If your vintage leather bag dries out after time just with the natural elements, it may start to feel rough. It can also be a result of being artificially dried too many times. To keep your leather bag in its best condition, it is important to exchange the herbal oils which will have been washed away. A natural colored vintage leather bag may just need a drop of vegetable or rapeseed oil depending on manufacturer’s guidelines.

Other colored and polished bags will require specific leather lotion for the job. Check here and don’t make short cuts, it could permanently stain the leather. Whenever using any kind of cream or oil, try it out of sight first, just to be on the safe side.

4. For the Natural Leather Aroma

With new leather bags sometimes comes that special aroma.  It’s part of the rich experience associated with buying real leather. When the production process uses natural oils rather than chemicals the aroma can be a little overwhelming for some. If the novelty should wear off before the scent does then here are a few ideas:

  • A simple freshener such as Febreze. A quick short spray inside the bag, being careful not to soak it. Try a little at first and if after 24hrs you need more, then do it a little at a time.
  • Use baking powder. Leave an open pack of baking powder inside the bag, which will absorb a large amount of the smell. Depending on the kind of bag that you have, a light dusting inside could also go a long way.
  • Leave the bag in an open airy environment. If it’s closed then it will just keep absorbing its own smell. If you can leave it outside in fresh air, then this will help very much.
  • Odor eaters for shoes. If it can kick the smell of feet then it can certainly help the leather aroma.

5. Treating Scratches in Leather

These can be authenticating marks in natural goat leather. Typically they are light scratches on the surface, and are hallmarks that make your bag unique. This adds to the delightful appeal of distressed and vintage leather. However, if you prefer, these can sometimes be reduced just by rubbing it with your finger. Alternatively, a drop of vegetable oil, sunflower oil, baby oil or rapeseed on cotton wool rubbed over the scratch can reduce its appearance (if you really want to!)
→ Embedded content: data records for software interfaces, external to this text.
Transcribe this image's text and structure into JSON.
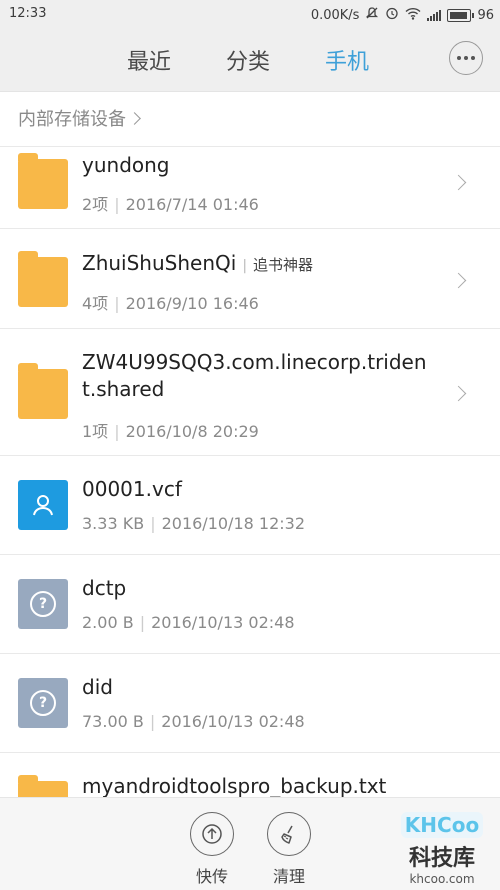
{
  "status_bar": {
    "time": "12:33",
    "net_speed": "0.00K/s",
    "battery": "96"
  },
  "tabs": {
    "recent": "最近",
    "category": "分类",
    "phone": "手机",
    "active": "phone"
  },
  "breadcrumb": "内部存储设备",
  "files": [
    {
      "name": "yundong",
      "tag": "",
      "count_or_size": "2项",
      "date": "2016/7/14 01:46",
      "icon": "folder-icon",
      "has_arrow": true
    },
    {
      "name": "ZhuiShuShenQi",
      "tag": "追书神器",
      "count_or_size": "4项",
      "date": "2016/9/10 16:46",
      "icon": "folder-icon",
      "has_arrow": true
    },
    {
      "name": "ZW4U99SQQ3.com.linecorp.triden",
      "name_line2": "t.shared",
      "tag": "",
      "count_or_size": "1项",
      "date": "2016/10/8 20:29",
      "icon": "folder-icon",
      "has_arrow": true
    },
    {
      "name": "00001.vcf",
      "tag": "",
      "count_or_size": "3.33 KB",
      "date": "2016/10/18 12:32",
      "icon": "contact-file-icon",
      "has_arrow": false
    },
    {
      "name": "dctp",
      "tag": "",
      "count_or_size": "2.00 B",
      "date": "2016/10/13 02:48",
      "icon": "unknown-file-icon",
      "has_arrow": false
    },
    {
      "name": "did",
      "tag": "",
      "count_or_size": "73.00 B",
      "date": "2016/10/13 02:48",
      "icon": "unknown-file-icon",
      "has_arrow": false
    },
    {
      "name": "myandroidtoolspro_backup.txt",
      "tag": "",
      "icon": "folder-icon",
      "has_arrow": false
    }
  ],
  "bottom_bar": {
    "quick_send": "快传",
    "clean": "清理"
  },
  "watermark": {
    "logo": "KHCoo",
    "cn": "科技库",
    "url": "khcoo.com"
  }
}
On polished or treated leather, a scratch can look very much out of place. Products like boot polish, Vaseline, or saddle soap may treat this. When applying any kind of liquid treatment always work in the direction of the grain, otherwise you could leave it badly marked. Any kind of application can alter the appearance of leather so give it a try in an out of sight area first.

Face cream and balm can also help to remove a scratch. Usually it’s just a case of blending the scratch in with the rest of the leather. Check coloring when using any kind of cream, by trying it out in a hidden area.

6. General Tips

  • Dye from dark clothing can rub off on light colored leather and be very difficult to remove. Careful with the colors!
  • If you have just applied hand cream then let it dry before picking up your leather handbag, otherwise the grease can stain it.
  • Keep you handbag stuffed if you are not going to use it for a while.
  • Try to keep your leather bag free of dust, if it came with a protective cotton bag then use it!  If not, you could try a pillow case.